Landskab med træer
Landscape with trees
Graphite, coal, partly washed in green on Van Gelder Zonen laid paper, ca. 1900
750 x 674 mm
Private collection, Copenhagen
A superb drawing illustrating the charm of Scandinavian landscape, through the eye of Svend Hammershøi. In the 19th century, the state of Denmark was a small country which had seen the shorn of its territories with the loss of Holstein and Schwelsig duchies in 1864. Danish art thus shifted away from foreign influences to focus on national art and on its own landscapes. Few decades later, Svend Hammershøi – the artist of this sheet – followed that tradition and added a sense of timelessness to these two enigmatic and powerful trees.
From 1890 to 1897, he studied first at the Royal Danish Academy of Art and then at the Kunstnernes Frie Studieskoler, both in Copenhague. Svend is the young brother of Vilhelm Hammershøi, of nine years his junior. Today considered as one of the most famous Danish painter, Vilhelm gathered a small group of friends and family around him, including his friend Carl Holsøe, his brother-in-law Peter Ilsted and of course his brother Svend. The Hammershøi brothers were close, as we can see in some paintings by Vilhelm for which Svend served as model. The Musée Jacquemart-André in Paris has recently studied for the first time the links between the two brothers and exhibited their works alongside. Svend had the same approach for intimate and silent subjects as his brother Vilhelm, even though Vilhelm preferred to paint interiors scenes as Svend Hammershøi had a fascination for Nature.
Vilhelm and Svend Hammershøi walked frequently together in forest and painted the same subjects, using different approach. The older brother would place the trees in vast and silent surroundings, whereas in Svend’s composition the trees fill out the whole composition, as we can see in the present drawing. Given the fact that Svend travelled often – in France, England and through the Danish countryside –, it is quite difficult to situate his landscapes, unless a building can be seen behind the trees – his landscapes were often accompanied by a castle, a ruin or even a cathedral. In the present drawing, what appears to be two little huts do not reveal much about these trees’ whereabouts. Be as it may, this virtuous sheet shows Svend’s affinity towards solitary trees to which he gives an undeniable poetic dimension.
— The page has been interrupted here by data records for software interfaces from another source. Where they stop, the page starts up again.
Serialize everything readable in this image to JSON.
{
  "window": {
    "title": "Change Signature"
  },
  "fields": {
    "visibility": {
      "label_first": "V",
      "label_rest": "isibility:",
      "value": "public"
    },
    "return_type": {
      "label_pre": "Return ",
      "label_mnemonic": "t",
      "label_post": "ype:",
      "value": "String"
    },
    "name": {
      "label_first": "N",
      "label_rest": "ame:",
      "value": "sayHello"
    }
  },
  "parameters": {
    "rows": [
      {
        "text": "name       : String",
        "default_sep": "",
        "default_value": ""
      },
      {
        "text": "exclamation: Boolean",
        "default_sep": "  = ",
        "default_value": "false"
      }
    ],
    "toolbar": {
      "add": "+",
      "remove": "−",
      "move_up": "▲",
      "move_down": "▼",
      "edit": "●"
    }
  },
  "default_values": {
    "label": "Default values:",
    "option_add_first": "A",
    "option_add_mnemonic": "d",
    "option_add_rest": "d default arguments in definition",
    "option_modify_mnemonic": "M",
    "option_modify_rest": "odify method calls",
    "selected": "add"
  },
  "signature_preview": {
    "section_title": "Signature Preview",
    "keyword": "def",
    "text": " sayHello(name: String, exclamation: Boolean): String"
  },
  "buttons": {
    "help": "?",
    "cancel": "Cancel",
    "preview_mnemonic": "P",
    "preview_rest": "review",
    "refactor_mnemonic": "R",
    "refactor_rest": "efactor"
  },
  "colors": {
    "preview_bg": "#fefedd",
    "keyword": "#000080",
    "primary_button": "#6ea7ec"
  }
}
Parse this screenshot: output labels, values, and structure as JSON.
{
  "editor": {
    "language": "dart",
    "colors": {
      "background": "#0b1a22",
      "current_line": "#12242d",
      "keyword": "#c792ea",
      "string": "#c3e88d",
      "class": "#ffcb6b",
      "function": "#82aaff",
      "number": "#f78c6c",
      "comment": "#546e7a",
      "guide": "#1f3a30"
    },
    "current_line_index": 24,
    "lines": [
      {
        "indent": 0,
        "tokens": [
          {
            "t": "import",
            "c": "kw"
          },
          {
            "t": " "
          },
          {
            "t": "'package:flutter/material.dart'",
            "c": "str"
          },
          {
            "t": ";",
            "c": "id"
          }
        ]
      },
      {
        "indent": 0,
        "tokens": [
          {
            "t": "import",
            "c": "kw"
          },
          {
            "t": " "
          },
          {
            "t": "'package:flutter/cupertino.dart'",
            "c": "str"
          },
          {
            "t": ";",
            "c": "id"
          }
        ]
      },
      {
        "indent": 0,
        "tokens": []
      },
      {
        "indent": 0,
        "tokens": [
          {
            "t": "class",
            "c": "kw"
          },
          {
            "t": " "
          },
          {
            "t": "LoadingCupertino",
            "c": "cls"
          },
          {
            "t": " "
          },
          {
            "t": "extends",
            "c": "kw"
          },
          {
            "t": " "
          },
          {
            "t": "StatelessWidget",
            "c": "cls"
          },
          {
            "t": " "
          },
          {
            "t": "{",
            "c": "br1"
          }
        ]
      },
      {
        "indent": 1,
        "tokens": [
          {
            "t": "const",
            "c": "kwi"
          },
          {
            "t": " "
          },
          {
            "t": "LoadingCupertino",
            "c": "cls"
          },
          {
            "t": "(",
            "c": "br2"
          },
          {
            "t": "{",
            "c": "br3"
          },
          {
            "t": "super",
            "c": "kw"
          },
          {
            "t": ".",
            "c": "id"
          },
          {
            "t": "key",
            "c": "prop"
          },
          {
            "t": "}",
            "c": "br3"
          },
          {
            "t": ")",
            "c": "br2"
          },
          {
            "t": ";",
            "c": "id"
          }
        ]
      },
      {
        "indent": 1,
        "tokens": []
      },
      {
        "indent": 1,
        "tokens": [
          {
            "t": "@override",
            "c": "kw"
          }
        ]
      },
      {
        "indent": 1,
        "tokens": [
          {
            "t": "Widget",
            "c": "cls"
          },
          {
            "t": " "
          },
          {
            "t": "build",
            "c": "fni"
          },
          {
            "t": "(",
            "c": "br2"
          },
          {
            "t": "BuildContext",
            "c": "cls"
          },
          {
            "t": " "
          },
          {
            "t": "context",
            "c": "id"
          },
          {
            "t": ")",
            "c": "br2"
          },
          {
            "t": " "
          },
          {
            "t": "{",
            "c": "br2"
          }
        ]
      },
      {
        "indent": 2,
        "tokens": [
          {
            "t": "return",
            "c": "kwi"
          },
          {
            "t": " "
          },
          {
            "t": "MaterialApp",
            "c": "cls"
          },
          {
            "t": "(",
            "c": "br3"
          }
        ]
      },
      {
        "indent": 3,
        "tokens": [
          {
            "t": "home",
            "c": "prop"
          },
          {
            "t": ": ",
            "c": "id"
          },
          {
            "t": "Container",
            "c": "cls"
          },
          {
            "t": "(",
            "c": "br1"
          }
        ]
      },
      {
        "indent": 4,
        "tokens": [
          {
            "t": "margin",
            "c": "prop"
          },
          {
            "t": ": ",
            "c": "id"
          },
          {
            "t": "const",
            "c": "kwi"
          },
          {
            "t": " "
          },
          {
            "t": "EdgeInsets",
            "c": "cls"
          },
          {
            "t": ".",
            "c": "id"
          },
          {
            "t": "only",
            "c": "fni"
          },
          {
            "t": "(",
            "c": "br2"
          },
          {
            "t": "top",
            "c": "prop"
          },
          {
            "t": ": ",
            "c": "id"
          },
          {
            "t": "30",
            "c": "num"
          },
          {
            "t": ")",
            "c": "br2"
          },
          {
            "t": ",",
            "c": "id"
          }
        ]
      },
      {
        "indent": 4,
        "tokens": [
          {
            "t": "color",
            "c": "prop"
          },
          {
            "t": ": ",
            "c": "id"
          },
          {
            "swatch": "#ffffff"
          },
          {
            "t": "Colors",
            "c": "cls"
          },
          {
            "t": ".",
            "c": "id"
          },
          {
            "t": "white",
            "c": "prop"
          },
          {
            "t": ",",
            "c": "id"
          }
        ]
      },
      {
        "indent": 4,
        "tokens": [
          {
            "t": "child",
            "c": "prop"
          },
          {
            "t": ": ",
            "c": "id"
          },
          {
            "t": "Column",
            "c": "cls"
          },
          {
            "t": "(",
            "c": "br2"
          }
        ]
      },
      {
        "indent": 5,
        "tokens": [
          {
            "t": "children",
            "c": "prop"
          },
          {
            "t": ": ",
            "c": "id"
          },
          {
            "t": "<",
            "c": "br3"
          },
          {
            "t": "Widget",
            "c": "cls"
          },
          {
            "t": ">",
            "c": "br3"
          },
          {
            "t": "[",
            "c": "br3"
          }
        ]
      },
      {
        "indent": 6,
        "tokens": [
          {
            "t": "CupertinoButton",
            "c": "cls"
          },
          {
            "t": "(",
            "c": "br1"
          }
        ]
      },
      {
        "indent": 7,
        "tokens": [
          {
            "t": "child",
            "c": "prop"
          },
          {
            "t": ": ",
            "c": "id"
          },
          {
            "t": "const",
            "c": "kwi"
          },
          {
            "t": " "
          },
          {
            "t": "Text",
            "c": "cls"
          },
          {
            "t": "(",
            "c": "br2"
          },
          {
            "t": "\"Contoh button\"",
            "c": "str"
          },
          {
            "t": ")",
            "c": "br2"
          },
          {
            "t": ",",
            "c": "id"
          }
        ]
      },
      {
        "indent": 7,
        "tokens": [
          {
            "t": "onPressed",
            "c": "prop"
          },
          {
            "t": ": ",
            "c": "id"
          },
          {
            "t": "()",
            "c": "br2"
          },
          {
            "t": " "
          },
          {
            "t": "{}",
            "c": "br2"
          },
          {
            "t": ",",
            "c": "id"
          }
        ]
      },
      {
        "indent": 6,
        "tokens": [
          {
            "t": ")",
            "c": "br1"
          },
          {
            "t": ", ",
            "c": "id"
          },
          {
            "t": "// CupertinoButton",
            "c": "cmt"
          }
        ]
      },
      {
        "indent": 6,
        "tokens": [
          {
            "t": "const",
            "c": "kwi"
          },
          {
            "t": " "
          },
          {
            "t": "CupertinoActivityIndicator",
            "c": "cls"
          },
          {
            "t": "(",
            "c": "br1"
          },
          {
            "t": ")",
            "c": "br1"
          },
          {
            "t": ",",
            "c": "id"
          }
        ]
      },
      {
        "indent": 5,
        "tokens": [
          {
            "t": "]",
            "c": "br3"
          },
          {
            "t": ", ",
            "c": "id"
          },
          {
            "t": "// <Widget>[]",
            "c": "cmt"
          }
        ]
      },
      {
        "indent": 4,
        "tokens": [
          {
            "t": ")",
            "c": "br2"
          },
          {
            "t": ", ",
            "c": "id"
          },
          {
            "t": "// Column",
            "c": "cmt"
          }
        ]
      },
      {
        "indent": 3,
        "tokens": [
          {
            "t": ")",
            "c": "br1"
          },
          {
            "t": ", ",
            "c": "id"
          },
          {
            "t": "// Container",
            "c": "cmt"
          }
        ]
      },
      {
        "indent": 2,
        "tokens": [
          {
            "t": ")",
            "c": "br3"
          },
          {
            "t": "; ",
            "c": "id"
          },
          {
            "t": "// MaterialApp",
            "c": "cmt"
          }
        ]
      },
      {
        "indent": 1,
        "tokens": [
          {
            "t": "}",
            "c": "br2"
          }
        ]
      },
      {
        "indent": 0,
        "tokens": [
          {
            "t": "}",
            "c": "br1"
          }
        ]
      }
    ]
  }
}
 For example : Vilhelm Hammershøi, Interior with a young man reading (Svend Hammershøi), 1898, oil on canvas, 64.4 x 51.8 cm, Copenhague, Den Hirschsprungske Samling.
 Jean-Loup Champion, “Le paysage chez Vilhelm et Svend Hammershøi”, Hammershøi. Le maître de la peinture danoise, Paris, Musée Jacquemart-André, 2019, pp. 31-32.